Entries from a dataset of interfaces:
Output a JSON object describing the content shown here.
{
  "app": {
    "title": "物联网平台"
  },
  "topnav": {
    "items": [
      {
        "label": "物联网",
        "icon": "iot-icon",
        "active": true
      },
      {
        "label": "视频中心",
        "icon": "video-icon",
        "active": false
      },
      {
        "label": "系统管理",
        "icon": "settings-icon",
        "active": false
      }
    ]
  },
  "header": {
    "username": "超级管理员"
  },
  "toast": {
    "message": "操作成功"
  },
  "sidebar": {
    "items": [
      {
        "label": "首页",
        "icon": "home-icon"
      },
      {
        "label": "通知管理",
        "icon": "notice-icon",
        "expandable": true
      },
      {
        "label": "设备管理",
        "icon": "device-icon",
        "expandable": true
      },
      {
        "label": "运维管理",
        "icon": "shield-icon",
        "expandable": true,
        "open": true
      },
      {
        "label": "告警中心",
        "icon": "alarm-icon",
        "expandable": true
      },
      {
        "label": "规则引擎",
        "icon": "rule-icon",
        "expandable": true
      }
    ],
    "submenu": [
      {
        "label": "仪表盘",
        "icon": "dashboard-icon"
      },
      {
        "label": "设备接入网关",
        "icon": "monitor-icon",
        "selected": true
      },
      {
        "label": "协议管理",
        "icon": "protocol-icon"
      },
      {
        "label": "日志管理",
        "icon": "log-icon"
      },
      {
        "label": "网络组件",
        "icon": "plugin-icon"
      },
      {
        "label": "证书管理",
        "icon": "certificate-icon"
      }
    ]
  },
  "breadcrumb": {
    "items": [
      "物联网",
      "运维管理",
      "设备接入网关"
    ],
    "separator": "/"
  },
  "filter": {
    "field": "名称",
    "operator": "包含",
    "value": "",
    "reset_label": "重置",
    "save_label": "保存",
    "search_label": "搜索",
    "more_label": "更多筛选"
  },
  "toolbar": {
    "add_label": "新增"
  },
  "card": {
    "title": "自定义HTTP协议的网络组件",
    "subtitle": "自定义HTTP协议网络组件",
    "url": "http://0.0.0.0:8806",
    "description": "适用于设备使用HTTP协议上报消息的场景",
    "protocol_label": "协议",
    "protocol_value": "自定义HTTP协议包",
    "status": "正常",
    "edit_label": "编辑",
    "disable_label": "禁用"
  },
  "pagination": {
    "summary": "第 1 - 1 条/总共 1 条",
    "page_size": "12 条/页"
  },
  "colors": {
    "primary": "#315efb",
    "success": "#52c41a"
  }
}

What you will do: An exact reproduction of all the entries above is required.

Answer:
Output a JSON object describing the content shown here.
{
  "app": {
    "title": "物联网平台"
  },
  "topnav": {
    "items": [
      {
        "label": "物联网",
        "icon": "iot-icon",
        "active": true
      },
      {
        "label": "视频中心",
        "icon": "video-icon",
        "active": false
      },
      {
        "label": "系统管理",
        "icon": "settings-icon",
        "active": false
      }
    ]
  },
  "header": {
    "username": "超级管理员"
  },
  "toast": {
    "message": "操作成功"
  },
  "sidebar": {
    "items": [
      {
        "label": "首页",
        "icon": "home-icon"
      },
      {
        "label": "通知管理",
        "icon": "notice-icon",
        "expandable": true
      },
      {
        "label": "设备管理",
        "icon": "device-icon",
        "expandable": true
      },
      {
        "label": "运维管理",
        "icon": "shield-icon",
        "expandable": true,
        "open": true
      },
      {
        "label": "告警中心",
        "icon": "alarm-icon",
        "expandable": true
      },
      {
        "label": "规则引擎",
        "icon": "rule-icon",
        "expandable": true
      }
    ],
    "submenu": [
      {
        "label": "仪表盘",
        "icon": "dashboard-icon"
      },
      {
        "label": "设备接入网关",
        "icon": "monitor-icon",
        "selected": true
      },
      {
        "label": "协议管理",
        "icon": "protocol-icon"
      },
      {
        "label": "日志管理",
        "icon": "log-icon"
      },
      {
        "label": "网络组件",
        "icon": "plugin-icon"
      },
      {
        "label": "证书管理",
        "icon": "certificate-icon"
      }
    ]
  },
  "breadcrumb": {
    "items": [
      "物联网",
      "运维管理",
      "设备接入网关"
    ],
    "separator": "/"
  },
  "filter": {
    "field": "名称",
    "operator": "包含",
    "value": "",
    "reset_label": "重置",
    "save_label": "保存",
    "search_label": "搜索",
    "more_label": "更多筛选"
  },
  "toolbar": {
    "add_label": "新增"
  },
  "card": {
    "title": "自定义HTTP协议的网络组件",
    "subtitle": "自定义HTTP协议网络组件",
    "url": "http://0.0.0.0:8806",
    "description": "适用于设备使用HTTP协议上报消息的场景",
    "protocol_label": "协议",
    "protocol_value": "自定义HTTP协议包",
    "status": "正常",
    "edit_label": "编辑",
    "disable_label": "禁用"
  },
  "pagination": {
    "summary": "第 1 - 1 条/总共 1 条",
    "page_size": "12 条/页"
  },
  "colors": {
    "primary": "#315efb",
    "success": "#52c41a"
  }
}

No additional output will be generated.